··· Input data

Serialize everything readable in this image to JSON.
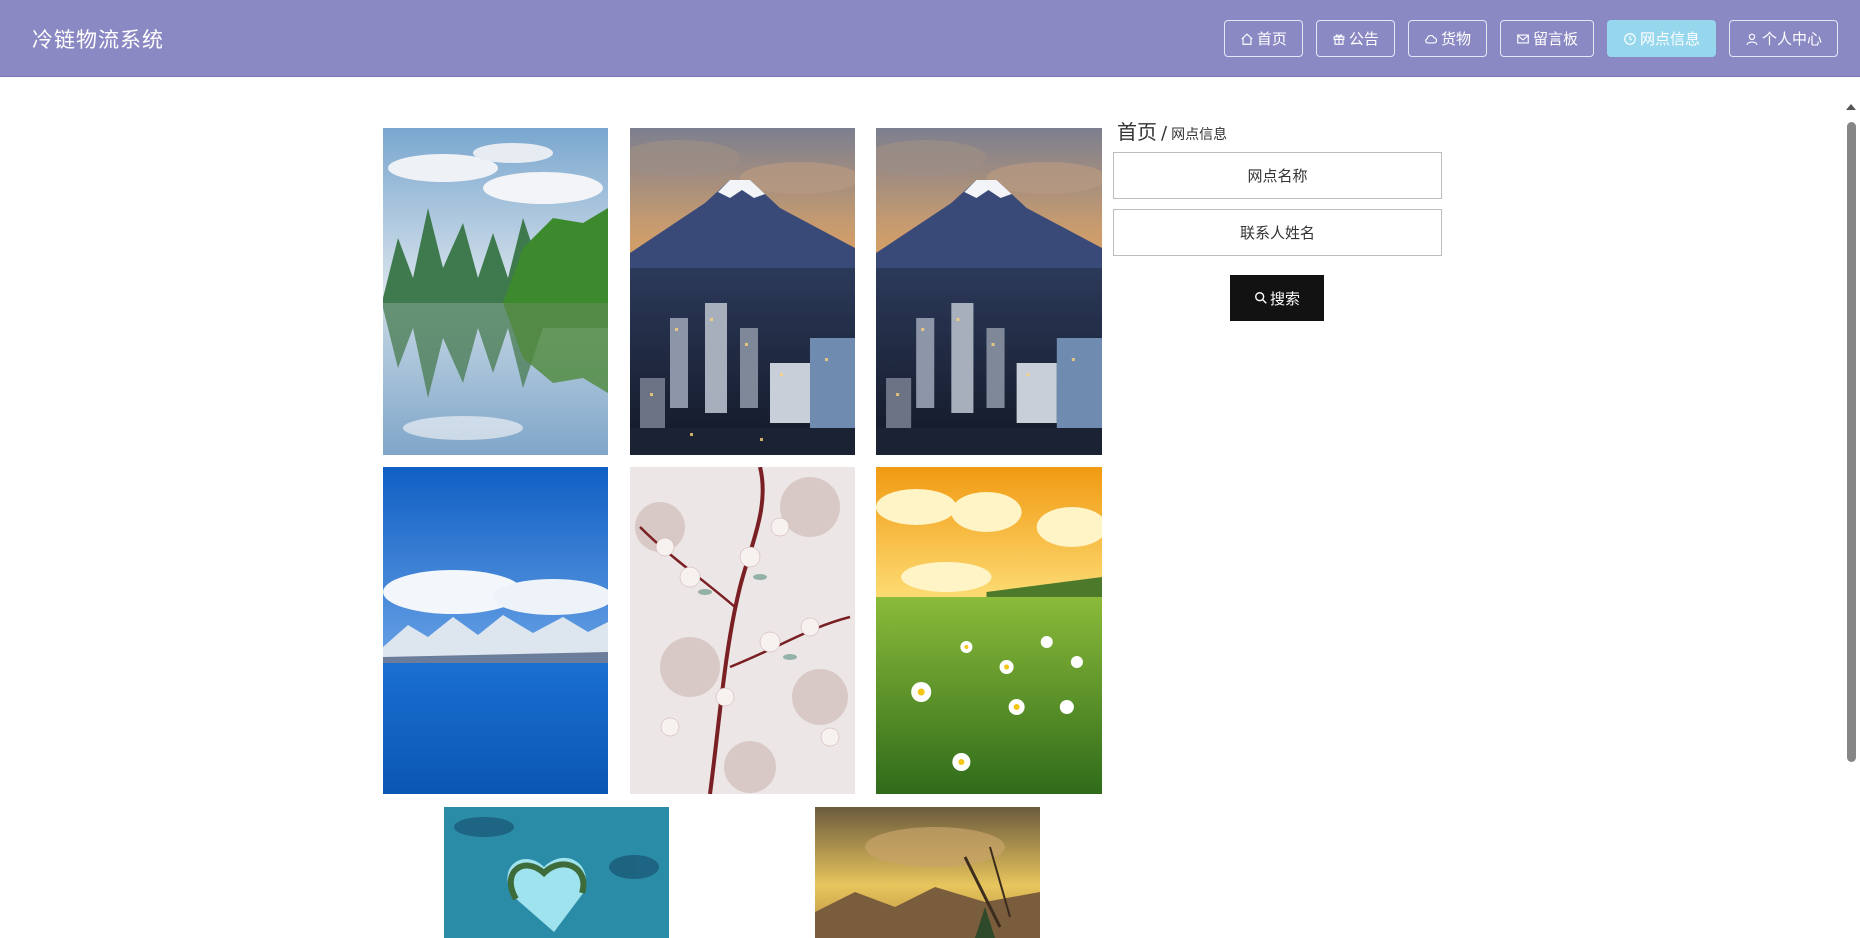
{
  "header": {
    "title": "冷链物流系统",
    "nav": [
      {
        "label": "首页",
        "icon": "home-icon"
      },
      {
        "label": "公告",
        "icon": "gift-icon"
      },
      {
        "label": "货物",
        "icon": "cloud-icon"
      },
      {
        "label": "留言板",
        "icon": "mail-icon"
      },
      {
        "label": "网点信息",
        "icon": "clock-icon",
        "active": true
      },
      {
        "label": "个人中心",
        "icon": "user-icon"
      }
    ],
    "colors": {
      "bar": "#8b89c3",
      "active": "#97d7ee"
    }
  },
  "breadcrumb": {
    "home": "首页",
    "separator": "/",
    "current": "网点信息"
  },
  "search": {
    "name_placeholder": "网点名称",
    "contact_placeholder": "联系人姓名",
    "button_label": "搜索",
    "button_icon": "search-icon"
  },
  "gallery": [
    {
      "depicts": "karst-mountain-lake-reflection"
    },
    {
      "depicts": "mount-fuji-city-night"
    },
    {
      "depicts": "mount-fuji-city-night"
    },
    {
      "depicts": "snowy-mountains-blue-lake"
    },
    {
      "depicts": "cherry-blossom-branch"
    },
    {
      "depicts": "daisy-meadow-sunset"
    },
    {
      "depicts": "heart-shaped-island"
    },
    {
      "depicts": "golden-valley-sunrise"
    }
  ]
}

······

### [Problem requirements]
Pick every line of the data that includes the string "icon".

### [Response to the task]
        "icon": "home-icon"
        "icon": "gift-icon"
        "icon": "cloud-icon"
        "icon": "mail-icon"
        "icon": "clock-icon",
        "icon": "user-icon"
    "button_icon": "search-icon"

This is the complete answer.